[Start of section]
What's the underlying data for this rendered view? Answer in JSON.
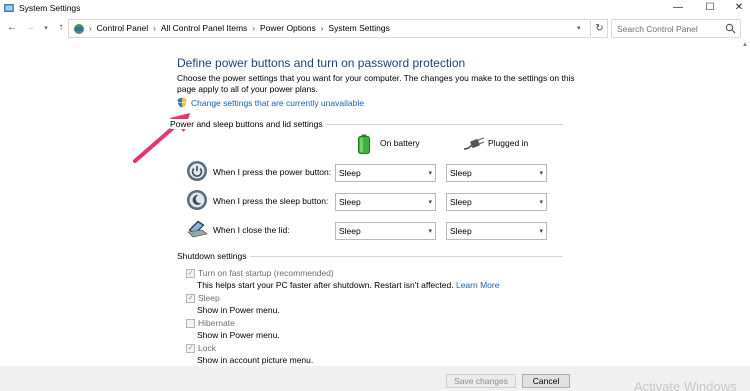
{
  "window": {
    "title": "System Settings",
    "min_glyph": "—",
    "max_glyph": "☐",
    "close_glyph": "✕"
  },
  "nav": {
    "breadcrumbs": [
      "Control Panel",
      "All Control Panel Items",
      "Power Options",
      "System Settings"
    ],
    "search_placeholder": "Search Control Panel"
  },
  "main": {
    "heading": "Define power buttons and turn on password protection",
    "description": "Choose the power settings that you want for your computer. The changes you make to the settings on this page apply to all of your power plans.",
    "change_link": "Change settings that are currently unavailable",
    "power_section_title": "Power and sleep buttons and lid settings",
    "col_battery": "On battery",
    "col_plugged": "Plugged in",
    "rows": [
      {
        "label": "When I press the power button:",
        "battery": "Sleep",
        "plugged": "Sleep",
        "icon": "power-button-icon"
      },
      {
        "label": "When I press the sleep button:",
        "battery": "Sleep",
        "plugged": "Sleep",
        "icon": "sleep-button-icon"
      },
      {
        "label": "When I close the lid:",
        "battery": "Sleep",
        "plugged": "Sleep",
        "icon": "laptop-lid-icon"
      }
    ],
    "shutdown_section_title": "Shutdown settings",
    "shutdown": [
      {
        "label": "Turn on fast startup (recommended)",
        "checked": true,
        "desc": "This helps start your PC faster after shutdown. Restart isn't affected.",
        "link": "Learn More"
      },
      {
        "label": "Sleep",
        "checked": true,
        "desc": "Show in Power menu."
      },
      {
        "label": "Hibernate",
        "checked": false,
        "desc": "Show in Power menu."
      },
      {
        "label": "Lock",
        "checked": true,
        "desc": "Show in account picture menu."
      }
    ]
  },
  "buttons": {
    "save": "Save changes",
    "cancel": "Cancel"
  },
  "watermark": "Activate Windows",
  "colors": {
    "heading": "#1e3f8f",
    "link": "#1a5fb4",
    "arrow": "#e8336b"
  }
}
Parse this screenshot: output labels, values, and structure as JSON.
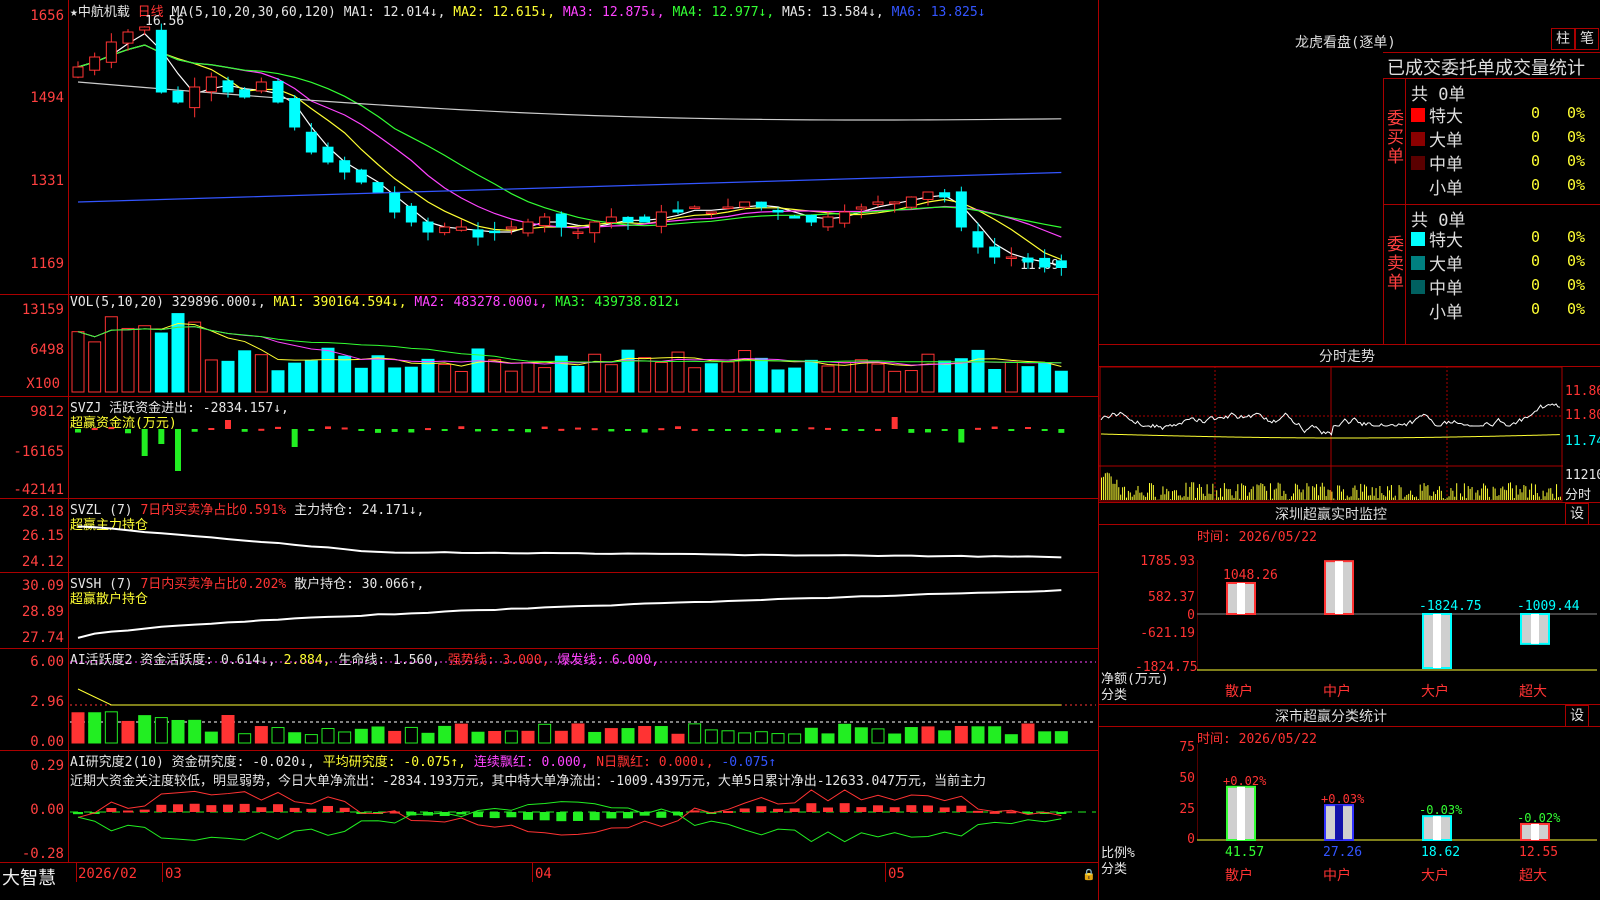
{
  "main": {
    "stock_name": "★中航机载",
    "period": "日线",
    "ma_label": "MA(5,10,20,30,60,120)",
    "ma1": "MA1: 12.014↓,",
    "ma2": "MA2: 12.615↓,",
    "ma3": "MA3: 12.875↓,",
    "ma4": "MA4: 12.977↓,",
    "ma5": "MA5: 13.584↓,",
    "ma6": "MA6: 13.825↓",
    "y_ticks": [
      "1656",
      "1494",
      "1331",
      "1169"
    ],
    "high_label": "16.56",
    "low_label": "11.69"
  },
  "vol": {
    "label": "VOL(5,10,20)",
    "v": "329896.000↓,",
    "ma1": "MA1: 390164.594↓,",
    "ma2": "MA2: 483278.000↓,",
    "ma3": "MA3: 439738.812↓",
    "y_ticks": [
      "13159",
      "6498",
      "X100"
    ]
  },
  "svzj": {
    "title": "SVZJ  活跃资金进出: -2834.157↓,",
    "sub": "超赢资金流(万元)",
    "y_ticks": [
      "9812",
      "-16165",
      "-42141"
    ]
  },
  "svzl": {
    "l1": "SVZL (7)",
    "l2": "7日内买卖净占比0.591%",
    "l3": "主力持仓: 24.171↓,",
    "sub": "超赢主力持仓",
    "y_ticks": [
      "28.18",
      "26.15",
      "24.12"
    ]
  },
  "svsh": {
    "l1": "SVSH (7)",
    "l2": "7日内买卖净占比0.202%",
    "l3": "散户持仓: 30.066↑,",
    "sub": "超赢散户持仓",
    "y_ticks": [
      "30.09",
      "28.89",
      "27.74"
    ]
  },
  "ai1": {
    "l1": "AI活跃度2 资金活跃度: 0.614↓,",
    "l2": "2.884,",
    "l3": "生命线: 1.560,",
    "l4": "强势线: 3.000,",
    "l5": "爆发线: 6.000,",
    "y_ticks": [
      "6.00",
      "2.96",
      "0.00"
    ]
  },
  "ai2": {
    "l1": "AI研究度2(10) 资金研究度: -0.020↓,",
    "l2": "平均研究度: -0.075↑,",
    "l3": "连续飘红: 0.000,",
    "l4": "N日飘红: 0.000↓,",
    "l5": "-0.075↑",
    "text": "近期大资金关注度较低，明显弱势，今日大单净流出：-2834.193万元，其中特大单净流出：-1009.439万元，大单5日累计净出-12633.047万元，当前主力",
    "y_ticks": [
      "0.29",
      "0.00",
      "-0.28"
    ]
  },
  "footer": {
    "brand": "大智慧",
    "dates": [
      "2026/02",
      "03",
      "04",
      "05"
    ]
  },
  "dragon": {
    "title": "龙虎看盘(逐单)",
    "btn1": "柱",
    "btn2": "笔",
    "subtitle": "已成交委托单成交量统计",
    "buy_label": "委买单",
    "sell_label": "委卖单",
    "buy_total": "共 0单",
    "sell_total": "共 0单",
    "buy_rows": [
      {
        "name": "特大",
        "count": "0",
        "pct": "0%",
        "color": "#ff0000"
      },
      {
        "name": "大单",
        "count": "0",
        "pct": "0%",
        "color": "#8b0000"
      },
      {
        "name": "中单",
        "count": "0",
        "pct": "0%",
        "color": "#5a0000"
      },
      {
        "name": "小单",
        "count": "0",
        "pct": "0%",
        "color": "#000000"
      }
    ],
    "sell_rows": [
      {
        "name": "特大",
        "count": "0",
        "pct": "0%",
        "color": "#00ffff"
      },
      {
        "name": "大单",
        "count": "0",
        "pct": "0%",
        "color": "#008080"
      },
      {
        "name": "中单",
        "count": "0",
        "pct": "0%",
        "color": "#006060"
      },
      {
        "name": "小单",
        "count": "0",
        "pct": "0%",
        "color": "#000000"
      }
    ]
  },
  "intraday": {
    "title": "分时走势",
    "p1": "11.86",
    "p2": "11.80",
    "p3": "11.74",
    "vol": "11210",
    "vol_label": "分时"
  },
  "sz_monitor": {
    "title": "深圳超赢实时监控",
    "btn": "设",
    "date": "时间: 2026/05/22",
    "y_ticks": [
      "1785.93",
      "582.37",
      "0",
      "-621.19",
      "-1824.75"
    ],
    "ylabel1": "净额(万元)",
    "ylabel2": "分类",
    "categories": [
      "散户",
      "中户",
      "大户",
      "超大"
    ],
    "values": [
      "1048.26",
      "1785.93",
      "-1824.75",
      "-1009.44"
    ]
  },
  "sz_class": {
    "title": "深市超赢分类统计",
    "btn": "设",
    "date": "时间: 2026/05/22",
    "y_ticks": [
      "75",
      "50",
      "25",
      "0"
    ],
    "ylabel1": "比例%",
    "ylabel2": "分类",
    "categories": [
      "散户",
      "中户",
      "大户",
      "超大"
    ],
    "values": [
      "41.57",
      "27.26",
      "18.62",
      "12.55"
    ],
    "deltas": [
      "+0.02%",
      "+0.03%",
      "-0.03%",
      "-0.02%"
    ]
  },
  "colors": {
    "up": "#ff3333",
    "down": "#00ffff",
    "grid": "#aa0000"
  }
}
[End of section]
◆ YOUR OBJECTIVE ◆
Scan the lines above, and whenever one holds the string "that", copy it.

◆ TASK RESPONSE ◆
    "description": "Choose the power settings that you want for your computer. The changes you make to the settings on this page apply to all of your power plans.",
    "change_link": "Change settings that are currently unavailable",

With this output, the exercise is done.